A recent article in the Journal of the American Medical Association from Jan. 7, 2013, was a strong motivator and the basis of the topic of this month’s column.
It seems that the present approach to the decrease of gun violence is misguided. We are mostly talking about gun control when we should be talking about gun violence.
Gun control or gun ownership is a very narrow aspect of this issue and triggers passionate reaction from many people. On the other hand, if we would treat gun violence as another type of public health problem, the approach would be based on solid data and it would involve a variety of approaches.

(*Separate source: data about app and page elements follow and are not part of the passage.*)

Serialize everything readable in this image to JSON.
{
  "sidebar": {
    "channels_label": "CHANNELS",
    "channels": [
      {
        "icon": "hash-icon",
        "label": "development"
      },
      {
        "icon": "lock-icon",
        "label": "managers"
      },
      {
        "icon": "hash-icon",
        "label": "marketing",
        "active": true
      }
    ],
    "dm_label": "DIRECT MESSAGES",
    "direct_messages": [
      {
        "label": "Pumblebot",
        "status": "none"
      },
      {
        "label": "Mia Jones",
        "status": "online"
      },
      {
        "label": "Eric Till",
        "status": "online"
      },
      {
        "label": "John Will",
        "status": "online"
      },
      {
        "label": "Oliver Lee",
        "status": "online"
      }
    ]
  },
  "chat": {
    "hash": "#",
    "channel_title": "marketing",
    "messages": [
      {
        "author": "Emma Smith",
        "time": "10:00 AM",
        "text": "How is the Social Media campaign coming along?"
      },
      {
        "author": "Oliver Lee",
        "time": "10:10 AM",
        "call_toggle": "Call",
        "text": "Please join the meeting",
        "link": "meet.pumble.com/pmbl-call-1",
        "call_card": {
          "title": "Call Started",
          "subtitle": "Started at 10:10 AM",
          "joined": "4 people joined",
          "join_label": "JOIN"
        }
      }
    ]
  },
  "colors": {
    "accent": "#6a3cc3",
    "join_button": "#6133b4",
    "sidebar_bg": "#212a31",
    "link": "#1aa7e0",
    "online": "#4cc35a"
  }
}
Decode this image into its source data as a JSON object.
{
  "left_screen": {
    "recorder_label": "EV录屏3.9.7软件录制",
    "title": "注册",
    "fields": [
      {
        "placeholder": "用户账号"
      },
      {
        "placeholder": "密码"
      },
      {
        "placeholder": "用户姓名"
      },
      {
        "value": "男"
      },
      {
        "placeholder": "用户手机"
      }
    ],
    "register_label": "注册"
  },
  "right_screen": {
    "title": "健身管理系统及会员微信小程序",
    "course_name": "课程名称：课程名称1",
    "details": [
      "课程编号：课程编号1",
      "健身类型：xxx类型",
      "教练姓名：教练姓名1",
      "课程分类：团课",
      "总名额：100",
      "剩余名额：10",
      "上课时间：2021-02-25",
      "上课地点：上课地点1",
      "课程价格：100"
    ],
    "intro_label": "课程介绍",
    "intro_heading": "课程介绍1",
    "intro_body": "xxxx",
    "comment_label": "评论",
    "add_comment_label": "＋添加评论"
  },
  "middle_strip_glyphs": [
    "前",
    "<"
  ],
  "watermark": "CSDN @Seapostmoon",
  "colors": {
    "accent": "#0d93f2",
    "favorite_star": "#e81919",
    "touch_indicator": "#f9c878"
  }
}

Gun violence should be approached by clearly researching and finding answers to social, cultural, educational, behavioral, mental health and product-safety issues involved in this matter. The solutions would be based on solid data. The tactic, so far, has been limited to legislative approaches affecting high-capacity magazines, rapid-fire weapons, a heterogeneous (state-by-state) approach to waiting periods before purchase of a firearm, background checks and registration of firearms just to name few.
The focus on car accidents was not on automobile ownership, although it seems reasonable to think that the fewer cars on the road, the fewer the opportunity for accidents. The focus was on making cars better prepared to tolerate impact, make the occupants safer by the use of seatbelts and airbags, safety glass, better outside lights, better design of highways including safer merge zones, better exit and access ramps and speed control.
Engineering improvements were not all of the dimensions to this issue. Educational approaches including the danger of drunk drivers and driving without seatbelts were addressed. Legislative approaches about permissible alcohol levels, more punitive penalties for drunk drivers and changes made by the Department of Motor Vehicles for licensing were also implemented.
Little has been done about the fear factor used by the gun industry and others to increase the number of guns sold. Although the murder rate in the U.S. is at the lowest it has been in more than 50 years, people consistently buy a large number of guns because of the risk of death or serious injury by assailants.
This is despite available data showing a decrease of risk and the fact that most homicides occur among people who know each other and not by strangers. Other than police officers and security personnel, concealed weapons are carried because of fear of an attack. Only four states in the U.S. in 1970 allowed people to carry a weapon without given a specific reason.
Liberal concealed weapons laws are now legal in 40 states, indicating that, with no data to support, people now live in more fear. This is an opportunity for an educational intervention.
Our youth read, play and constantly watch comic books, games and videos associated with graphic violence. It is ironic that one of the most antigun communities, Hollywood, constantly depicts gun-associated violence in films and television. It has been reported that the average child watches 8,000 televised murders and 100,000 acts of violence before finishing elementary school.
The typical attitude has been that all is well since the homicide rate is down. But, when we look further, the ratio of victims of homicide during the 1980s was 17.5 and 13.2 for the 18-24 and 35-49 age groups respectively. In 2005, the same ratios were 14.9 and 5.7 indicating that most of the decrease in the overall homicide rate was at the expense of the older group.
The critics of controlling explicit violence in the media claim definitive studies have not been done. But even assuming this is accurate, can a reasonable person see any societal benefit to exposing millions to graphic violence?
We do not use the same criteria for pornography. Although there are no large, long-term studies showing an association between exposures to pornography by children and antisocial behavior, common sense indicates that it cannot have a positive impact on children. Thus we attempt to control exposure by limiting at what time, on what channels, and have developed a parental guidance scoring system.
The fact that this column is endorsing wide public health approaches to gun violence should not be interpreted as a vote for not acting now on common-sense measures. For instance, if the major reason for gun ownership is protection, should we allow unrestricted purchase of firearms?
In Virginia, a 19-year-old law restricting the purchase of a handgun to one per month was recently rescinded. It is hard to make a case for purchasing multiple handguns on a weekly basis if the guns are used for protection.
This is an encouragement for secondary illegal sales and smuggling of guns to other states where more control exists. Arizona has no registration, no permit required and no waiting period on handgun purchases. Additionally there is no limit on the guns that can be purchased in one month. According to the Yellow Pages there are 111 gun dealers in the Phoenix area alone with a population of 1.5 million people.
This does not take into consideration online retailers, gun dealers without a land-based phone or national department store retailers who do not advertise themselves as “gun dealers.” It is not a stretch to think that many of these guns will find their way to undesirable hands, many of them in Mexico. For comparison purposes, Los Angeles, home for more than 4 million people, has 21 gun dealers.
Reasonable gun ownership is not the issue, gun violence is. As we have successfully done with car accidents and cigarette smoking, public health measures should be applied to this problem which is responsible for 30,000 yearly deaths in the U.S. Most of them young people.
We owe it to our youth to consider a multidimensional approach to this problem.